Most supermarkets use a mixture of their own vehicle fleets and drivers and those of third-party logistics providers such as Eddie Stobart, Wincanton and XPO. In food retail, the proportions vary from Aldi, which employs more than three-quarters of its drivers directly, to Iceland, which has outsourced the majority of logistics operations to XPO.
The haulage executive added that the widespread moves to push up salaries would inevitably end up being passed on to consumers.
“The reality is, haulage companies are businesses that make margins in the 1-5 per cent range. So putting salaries up will at some point be passed on.”
Suppliers are already finding it hard to retain drivers.
Arla, a big dairy processor, said in July that it was having to axe some deliveries and last week EVCL Chill, a Derbyshire-based chilled food distributor, went into administration citing the impact of “acute driver shortages”.
Richard Wilding, a professor of supply chain strategy at Cranfield School of Management, said many third-party logistics providers would be operating under tenders negotiated before the spike in wages.
They now face a choice between watching drivers quit for more lucrative roles — or raising wages and eroding their already thin margins. “Some will be going back to their clients and saying ‘we need to renegotiate this or service levels will fall off a cliff’,” he said.
Gist, a supplier to Marks and Spencer and others, said it had not been renegotiating contracts with clients. “We’ve been pleased that we have been able to maintain full service,” said Rob Hunt, its director of business services.
Gist is launching fully funded places at a training school and offering a £5,000 sign up and retention bonus.
“We hope to attract people that left the industry or make it attractive for new employees and we have had success with that,” added Hunt.
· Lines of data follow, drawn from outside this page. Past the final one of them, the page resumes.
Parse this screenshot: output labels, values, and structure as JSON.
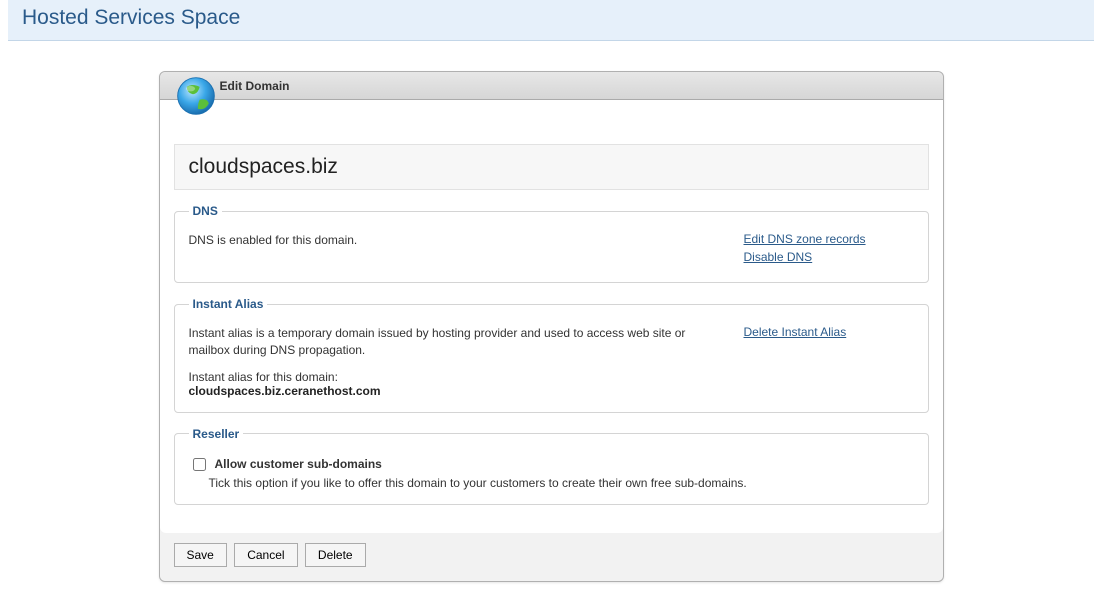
{
  "header": {
    "title": "Hosted Services Space"
  },
  "panel": {
    "title": "Edit Domain",
    "domain": "cloudspaces.biz"
  },
  "dns": {
    "legend": "DNS",
    "status": "DNS is enabled for this domain.",
    "links": {
      "edit": "Edit DNS zone records",
      "disable": "Disable DNS"
    }
  },
  "alias": {
    "legend": "Instant Alias",
    "description": "Instant alias is a temporary domain issued by hosting provider and used to access web site or mailbox during DNS propagation.",
    "label": "Instant alias for this domain:",
    "value": "cloudspaces.biz.ceranethost.com",
    "links": {
      "delete": "Delete Instant Alias"
    }
  },
  "reseller": {
    "legend": "Reseller",
    "checkbox_label": "Allow customer sub-domains",
    "checkbox_desc": "Tick this option if you like to offer this domain to your customers to create their own free sub-domains."
  },
  "buttons": {
    "save": "Save",
    "cancel": "Cancel",
    "delete": "Delete"
  }
}
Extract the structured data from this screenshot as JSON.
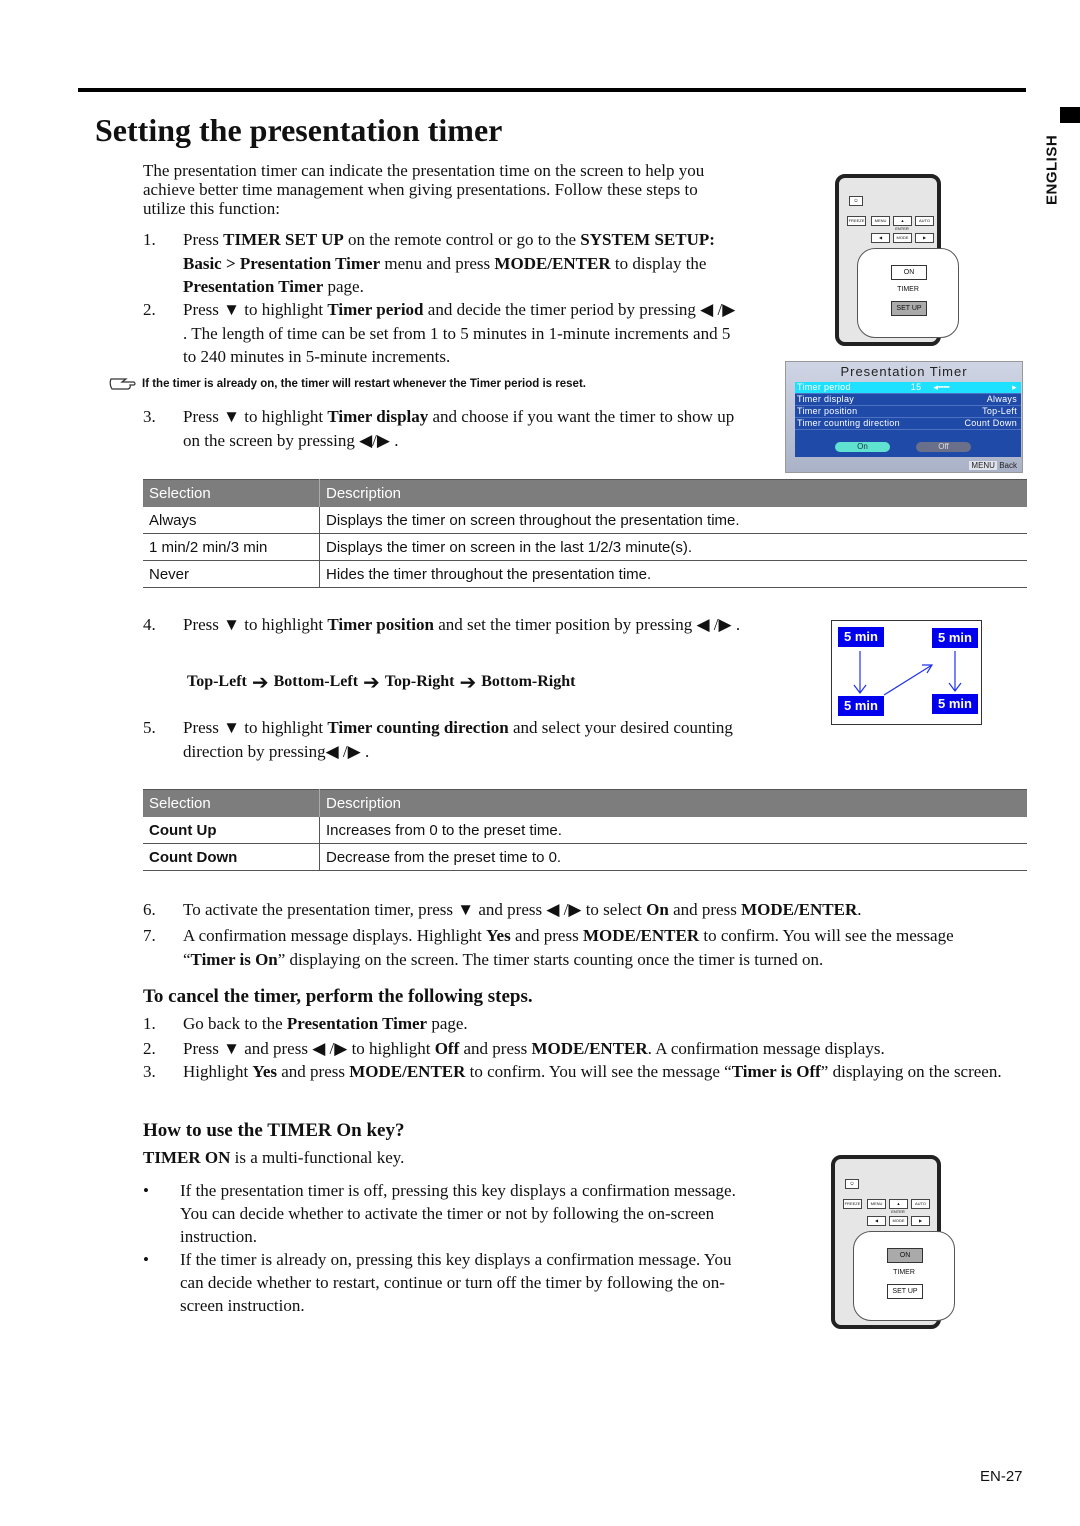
{
  "page": {
    "title": "Setting the presentation timer",
    "language_tab": "ENGLISH",
    "page_number": "EN-27"
  },
  "intro": "The presentation timer can indicate the presentation time on the screen to help you achieve better time management when giving presentations. Follow these steps to utilize this function:",
  "steps": [
    {
      "num": "1.",
      "parts": [
        [
          "Press ",
          false
        ],
        [
          "TIMER SET UP",
          true
        ],
        [
          " on the remote control or go to the ",
          false
        ],
        [
          "SYSTEM SETUP: Basic > Presentation Timer",
          true
        ],
        [
          " menu and press ",
          false
        ],
        [
          "MODE/ENTER",
          true
        ],
        [
          " to display the ",
          false
        ],
        [
          "Presentation Timer",
          true
        ],
        [
          " page.",
          false
        ]
      ]
    },
    {
      "num": "2.",
      "parts": [
        [
          "Press ▼ to highlight ",
          false
        ],
        [
          "Timer period",
          true
        ],
        [
          " and decide the timer period by pressing ◀ /▶ . The length of time can be set from 1 to 5 minutes in 1-minute increments and 5 to 240 minutes in 5-minute increments.",
          false
        ]
      ]
    },
    {
      "num": "3.",
      "parts": [
        [
          "Press ▼ to highlight ",
          false
        ],
        [
          "Timer display",
          true
        ],
        [
          " and choose if you want the timer to show up on the screen by pressing ◀/▶ .",
          false
        ]
      ]
    },
    {
      "num": "4.",
      "parts": [
        [
          "Press ▼ to highlight ",
          false
        ],
        [
          "Timer position",
          true
        ],
        [
          " and set the timer position by pressing ◀ /▶ .",
          false
        ]
      ]
    },
    {
      "num": "5.",
      "parts": [
        [
          "Press ▼ to highlight ",
          false
        ],
        [
          "Timer counting direction",
          true
        ],
        [
          " and select your desired counting direction by pressing◀ /▶ .",
          false
        ]
      ]
    },
    {
      "num": "6.",
      "parts": [
        [
          "To activate the presentation timer, press ▼ and press ◀ /▶ to select ",
          false
        ],
        [
          "On",
          true
        ],
        [
          " and press ",
          false
        ],
        [
          "MODE/ENTER",
          true
        ],
        [
          ".",
          false
        ]
      ]
    },
    {
      "num": "7.",
      "parts": [
        [
          "A confirmation message displays. Highlight ",
          false
        ],
        [
          "Yes",
          true
        ],
        [
          " and press ",
          false
        ],
        [
          "MODE/ENTER",
          true
        ],
        [
          " to confirm. You will see the message “",
          false
        ],
        [
          "Timer is On",
          true
        ],
        [
          "” displaying on the  screen. The timer starts counting once the timer is turned on.",
          false
        ]
      ]
    }
  ],
  "note": "If the timer is already on, the timer will restart whenever the Timer period is reset.",
  "display_table": {
    "headers": [
      "Selection",
      "Description"
    ],
    "rows": [
      [
        "Always",
        "Displays the timer on screen throughout the presentation time."
      ],
      [
        "1 min/2 min/3 min",
        "Displays the timer on screen in the last 1/2/3 minute(s)."
      ],
      [
        "Never",
        "Hides the timer throughout the presentation time."
      ]
    ]
  },
  "position_sequence": [
    "Top-Left",
    "Bottom-Left",
    "Top-Right",
    "Bottom-Right"
  ],
  "position_diagram": {
    "label": "5 min"
  },
  "direction_table": {
    "headers": [
      "Selection",
      "Description"
    ],
    "rows": [
      [
        "Count Up",
        "Increases from 0 to the preset time."
      ],
      [
        "Count Down",
        "Decrease from the preset time to 0."
      ]
    ]
  },
  "cancel": {
    "heading": "To cancel the timer, perform the following steps.",
    "steps": [
      {
        "num": "1.",
        "parts": [
          [
            "Go back to the ",
            false
          ],
          [
            "Presentation Timer",
            true
          ],
          [
            " page.",
            false
          ]
        ]
      },
      {
        "num": "2.",
        "parts": [
          [
            "Press ▼ and press ◀ /▶ to highlight ",
            false
          ],
          [
            "Off",
            true
          ],
          [
            " and press ",
            false
          ],
          [
            "MODE/ENTER",
            true
          ],
          [
            ". A confirmation message displays.",
            false
          ]
        ]
      },
      {
        "num": "3.",
        "parts": [
          [
            "Highlight ",
            false
          ],
          [
            "Yes",
            true
          ],
          [
            " and press ",
            false
          ],
          [
            "MODE/ENTER",
            true
          ],
          [
            " to confirm. You will see the message “",
            false
          ],
          [
            "Timer is Off",
            true
          ],
          [
            "” displaying on the screen.",
            false
          ]
        ]
      }
    ]
  },
  "timer_on": {
    "heading": "How to use the TIMER On key?",
    "lead_bold": "TIMER ON",
    "lead_rest": " is a multi-functional key.",
    "bullets": [
      "If the presentation timer is off, pressing this key displays a confirmation message. You can decide whether to activate the timer or not by following the on-screen instruction.",
      "If the timer is already on, pressing this key displays a confirmation message. You can decide whether to restart, continue or turn off the timer by following the on-screen instruction."
    ]
  },
  "osd": {
    "title": "Presentation Timer",
    "rows": [
      {
        "label": "Timer period",
        "value": "15",
        "highlighted": true
      },
      {
        "label": "Timer display",
        "value": "Always"
      },
      {
        "label": "Timer position",
        "value": "Top-Left"
      },
      {
        "label": "Timer counting direction",
        "value": "Count Down"
      }
    ],
    "on_label": "On",
    "off_label": "Off",
    "menu_key": "MENU",
    "back_label": "Back"
  },
  "remote": {
    "buttons": [
      "FREEZE",
      "MENU",
      "▲",
      "AUTO",
      "◀",
      "MODE",
      "▶"
    ],
    "enter_label": "ENTER",
    "on_label": "ON",
    "timer_label": "TIMER",
    "setup_label": "SET UP"
  }
}
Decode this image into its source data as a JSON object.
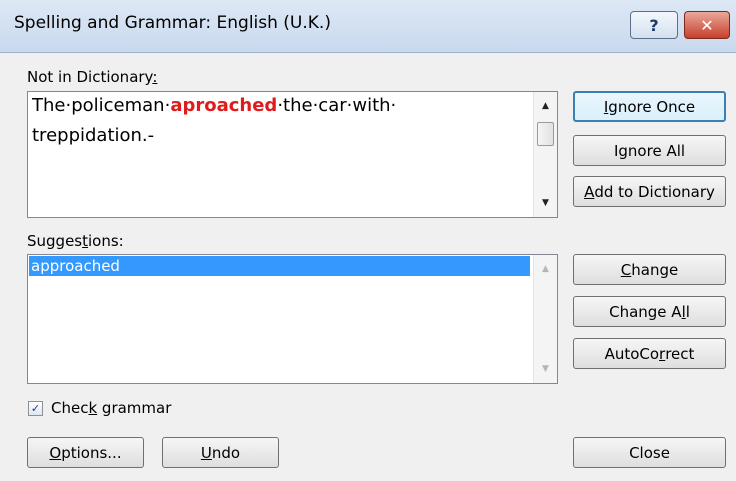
{
  "window": {
    "title": "Spelling and Grammar: English (U.K.)",
    "help_glyph": "?",
    "close_glyph": "✕"
  },
  "not_in_dictionary": {
    "label_pre": "Not in Dictionary",
    "label_u": ":",
    "line1_a": "The·policeman·",
    "line1_error": "aproached",
    "line1_b": "·the·car·with·",
    "line2": "treppidation.-"
  },
  "suggestions": {
    "label_pre": "Sugges",
    "label_u": "t",
    "label_post": "ions:",
    "items": [
      "approached"
    ]
  },
  "buttons": {
    "ignore_once": {
      "u": "I",
      "rest": "gnore Once"
    },
    "ignore_all": {
      "pre": "I",
      "u": "g",
      "rest": "nore All"
    },
    "add_to_dictionary": {
      "u": "A",
      "rest": "dd to Dictionary"
    },
    "change": {
      "u": "C",
      "rest": "hange"
    },
    "change_all": {
      "pre": "Change A",
      "u": "l",
      "rest": "l"
    },
    "autocorrect": {
      "pre": "AutoCo",
      "u": "r",
      "rest": "rect"
    },
    "options": {
      "u": "O",
      "rest": "ptions..."
    },
    "undo": {
      "u": "U",
      "rest": "ndo"
    },
    "close": "Close"
  },
  "check_grammar": {
    "pre": "Chec",
    "u": "k",
    "rest": " grammar",
    "checked": true,
    "mark": "✓"
  },
  "icons": {
    "up_arrow": "▲",
    "down_arrow": "▼"
  }
}
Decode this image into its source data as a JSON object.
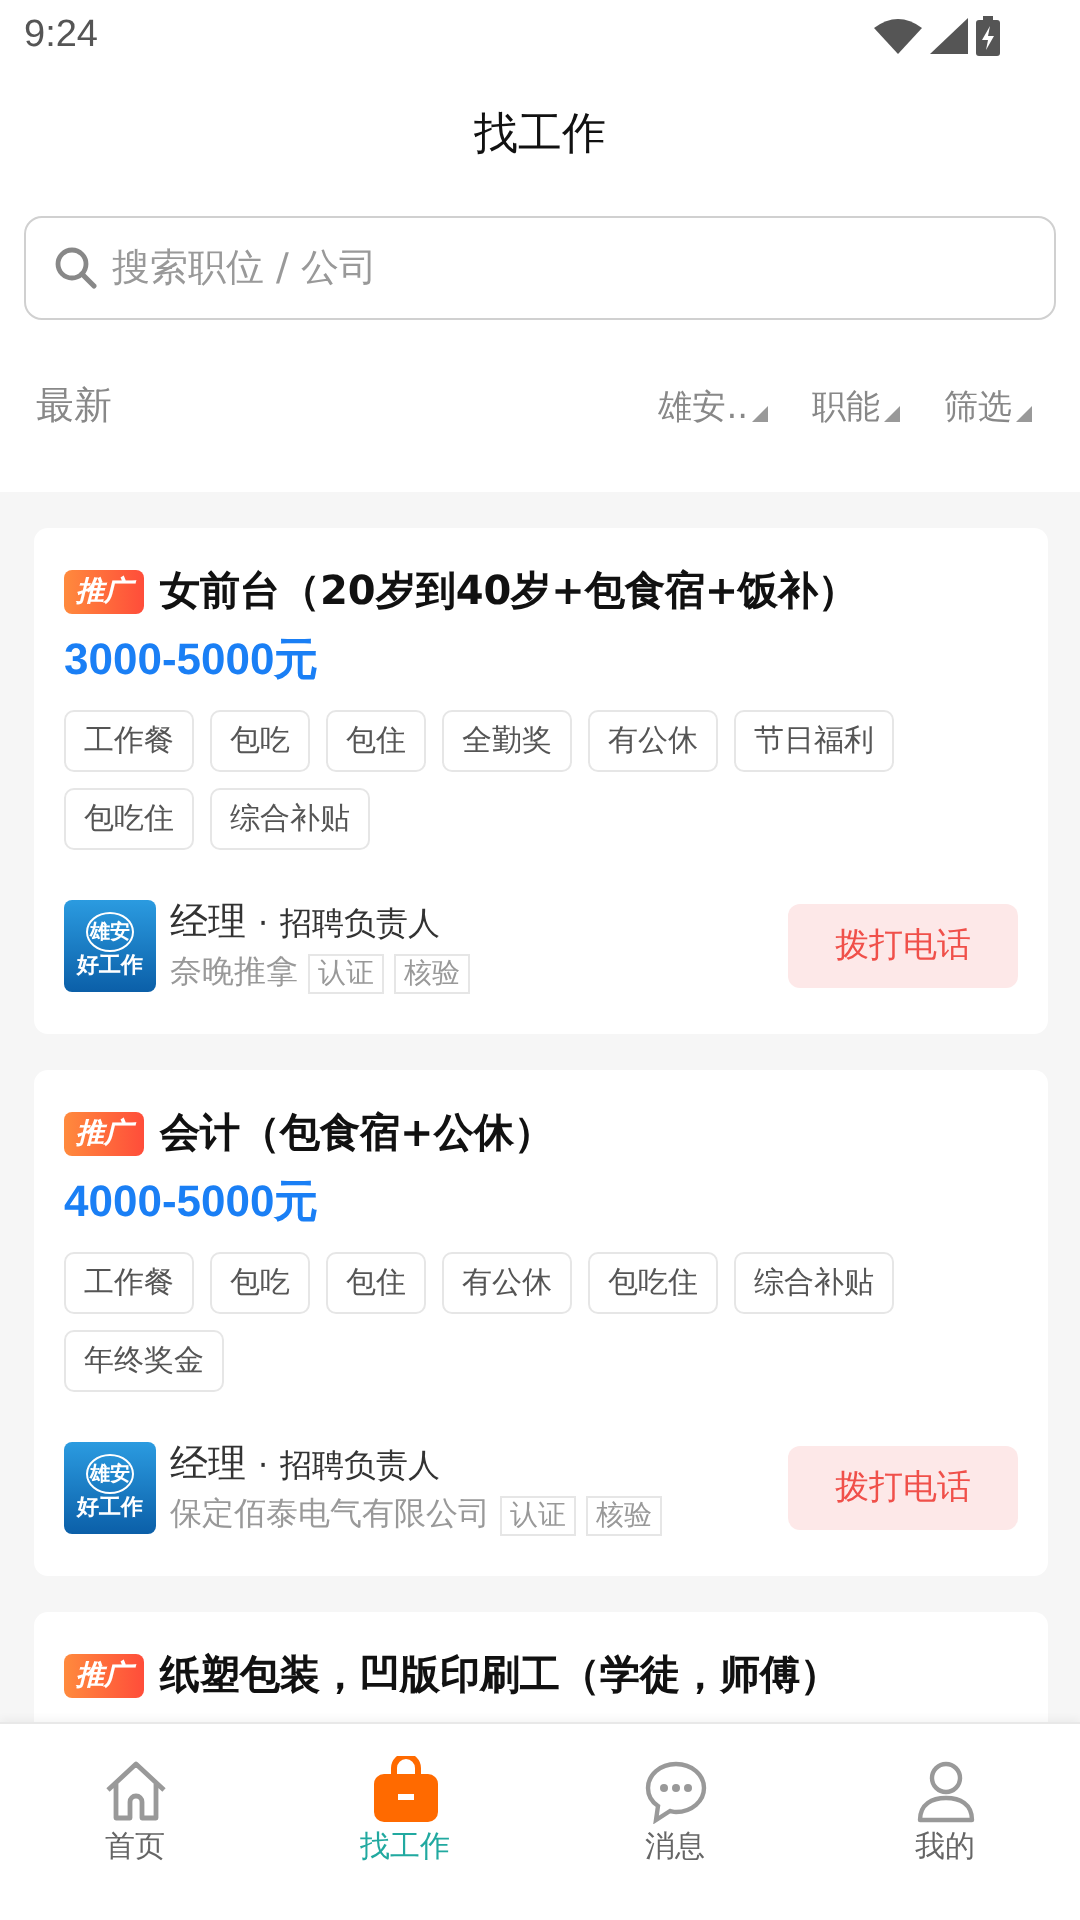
{
  "status_bar": {
    "time": "9:24"
  },
  "header": {
    "title": "找工作"
  },
  "search": {
    "placeholder": "搜索职位 / 公司"
  },
  "filters": {
    "sort": "最新",
    "dropdowns": [
      "雄安..",
      "职能",
      "筛选"
    ]
  },
  "jobs": [
    {
      "badge": "推广",
      "title": "女前台（20岁到40岁+包食宿+饭补）",
      "salary": "3000-5000元",
      "tags": [
        "工作餐",
        "包吃",
        "包住",
        "全勤奖",
        "有公休",
        "节日福利",
        "包吃住",
        "综合补贴"
      ],
      "logo_top": "雄安",
      "logo_bottom": "好工作",
      "contact": "经理",
      "dot": "·",
      "role": "招聘负责人",
      "company": "奈晚推拿",
      "marks": [
        "认证",
        "核验"
      ],
      "call": "拨打电话"
    },
    {
      "badge": "推广",
      "title": "会计（包食宿+公休）",
      "salary": "4000-5000元",
      "tags": [
        "工作餐",
        "包吃",
        "包住",
        "有公休",
        "包吃住",
        "综合补贴",
        "年终奖金"
      ],
      "logo_top": "雄安",
      "logo_bottom": "好工作",
      "contact": "经理",
      "dot": "·",
      "role": "招聘负责人",
      "company": "保定佰泰电气有限公司",
      "marks": [
        "认证",
        "核验"
      ],
      "call": "拨打电话"
    },
    {
      "badge": "推广",
      "title": "纸塑包装，凹版印刷工（学徒，师傅）"
    }
  ],
  "nav": [
    {
      "label": "首页",
      "selected": false
    },
    {
      "label": "找工作",
      "selected": true
    },
    {
      "label": "消息",
      "selected": false
    },
    {
      "label": "我的",
      "selected": false
    }
  ]
}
Kieran Smith, chief executive of agency DriverRequire, said hourly rates were not the only consideration. “Things like shift lengths, start times and paid breaks are also important to drivers,” he said, adding that there was evidence that the premium for working unsocial hours was rising.